In this piece I have sought to capture the strangeness, wonder, and melancholy of objects and sites that exist out of time: they retain traces and memories of the past, but have outlived those for whom they were built, and have been left behind.
Written for the St Magnus Composers Course 2017 Lillie Harris
Søgnin um Kópakonuna í 10 Myndum – Eli Tausen á Lava
Søgnin um Kópakonuna í 10 Myndum (The Legend of the Seal Woman in 10 Pictures) is inspired by a set of 10 drawings by Faroese artist Edward Fuglø, which were originally drawn for the 2007 stamp issue titled Kópakonan (the Seal Woman).
Edward Fuglø’s drawings illustrate the Faroese legend of a female selkie, a mythological creature capable of transforming from seal to human by shedding its skin, who is forced to live as a human when a young man from the village of Mikladalur steals her sealskin. – Eli Tausen á Lava
Søgnin um Kópakonuna í 10 Myndum is receiving its UK premiere by kind permission of the composer and the Aura Duo, who commissioned the piece to perform at Sumartónar in the Faroe Islands.
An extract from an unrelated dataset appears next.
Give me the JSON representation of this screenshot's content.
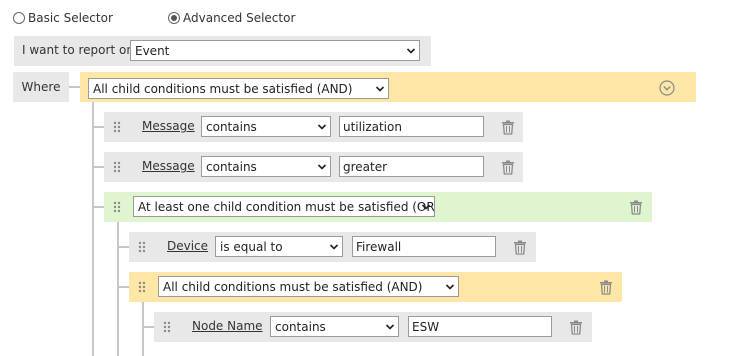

Wogen – Kári Bæk
Transcribed for viola by Katherine Wren
Wogen captures the shifting moods of the sea. The piece has a sense of voyaging, a sense that gains momentum as the piece progresses. It ends with a hymn-like passage from a stanza of Sinklar’s Visa set to a tune from the island of Nólsoy, in which the Scottish mercenary is warned by a mermaid not to engage in battle with the Norwegians. – Katherine Wren
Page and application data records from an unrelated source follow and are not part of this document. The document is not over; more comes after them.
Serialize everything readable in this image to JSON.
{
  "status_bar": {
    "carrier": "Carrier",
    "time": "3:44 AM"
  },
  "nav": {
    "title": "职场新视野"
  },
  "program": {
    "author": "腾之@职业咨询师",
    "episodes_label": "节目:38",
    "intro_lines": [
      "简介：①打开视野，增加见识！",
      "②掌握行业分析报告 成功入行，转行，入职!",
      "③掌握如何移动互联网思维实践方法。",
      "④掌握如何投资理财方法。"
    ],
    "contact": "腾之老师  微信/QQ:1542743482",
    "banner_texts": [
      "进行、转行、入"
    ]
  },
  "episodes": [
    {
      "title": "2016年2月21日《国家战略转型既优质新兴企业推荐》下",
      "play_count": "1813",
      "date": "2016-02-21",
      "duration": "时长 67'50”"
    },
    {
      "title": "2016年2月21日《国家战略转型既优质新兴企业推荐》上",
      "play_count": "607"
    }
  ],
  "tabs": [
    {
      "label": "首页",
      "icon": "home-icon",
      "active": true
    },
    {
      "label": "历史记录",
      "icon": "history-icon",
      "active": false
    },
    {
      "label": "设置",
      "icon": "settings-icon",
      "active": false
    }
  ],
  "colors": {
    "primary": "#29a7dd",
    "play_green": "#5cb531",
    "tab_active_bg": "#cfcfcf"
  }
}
Aud by Linda Buckley
It has been a strange yet uplifting experience to create a work so immersed in adventure and travel, while those parts of our lives for now, remain on hold – almost suspended in time…
This marks another chapter in a long and deeply felt connection to those expansive landscapes of Iceland and the Scottish Isles, perhaps rooted in my own first breaths of home, born in the Old Head of Kinsale in the south of Ireland, a headland jutting out into the Atlantic Ocean.
The story of Aud the Deep-Minded has been immensely inspiring to me, this strong Viking woman who showed great courage throughout her life, through her travels from Norway to Scotland and north to Iceland. My own musical interests seep into this work, from the droning of the hardanger fiddle in Norwegian folk music, to the restless energy of Scottish and Irish dance tunes, to field recordings of wind and ice made in rural Iceland.
I wish to thank Katherine Wren for bringing this project to life, and for shining a light on these important historical figures from the Icelandic sagas – giving new voice to their stories.
Commissioned with support from the PRS Foundation Women Make Music Fund.
Korona Trot – Anni Helena Lamhauga
Anni Helena Lamhauge lives in the Faroe Islands and was the winner of our recent “Seastories” Competition. Her winning piece, “Korona Trot” was written as she looked out over the sea from her home as she quarantined. The title is a play on words as “trot” in Faroese means to be tired of something.
The Dromer – Traditional arr. Danish String Quartet
The Dromer appears in a collection of tunes in Denmark made by the Bast Brothers from 1763-1782. It is a so-called “English Dance”, In the last half of the 18th Century, dances from the British Isles were very much in fashion in Denmark. The peculiar titrle of this tune is probably a misspelling of “The Drummer”, which is a fairly well knwn Scottish reel that is identical to the melody notated by the Bast Brothers. “The drummer” started to appear in British tune collections around 1700 and it later morphed into the quite famous Scottish song, “The Piper o’Dundee” that was used to “stir up the chiefs and their clans” during the Jacobite Rising. – Danish String Quartet
The Dromer is performed by kind permission of the Danish String Quartet.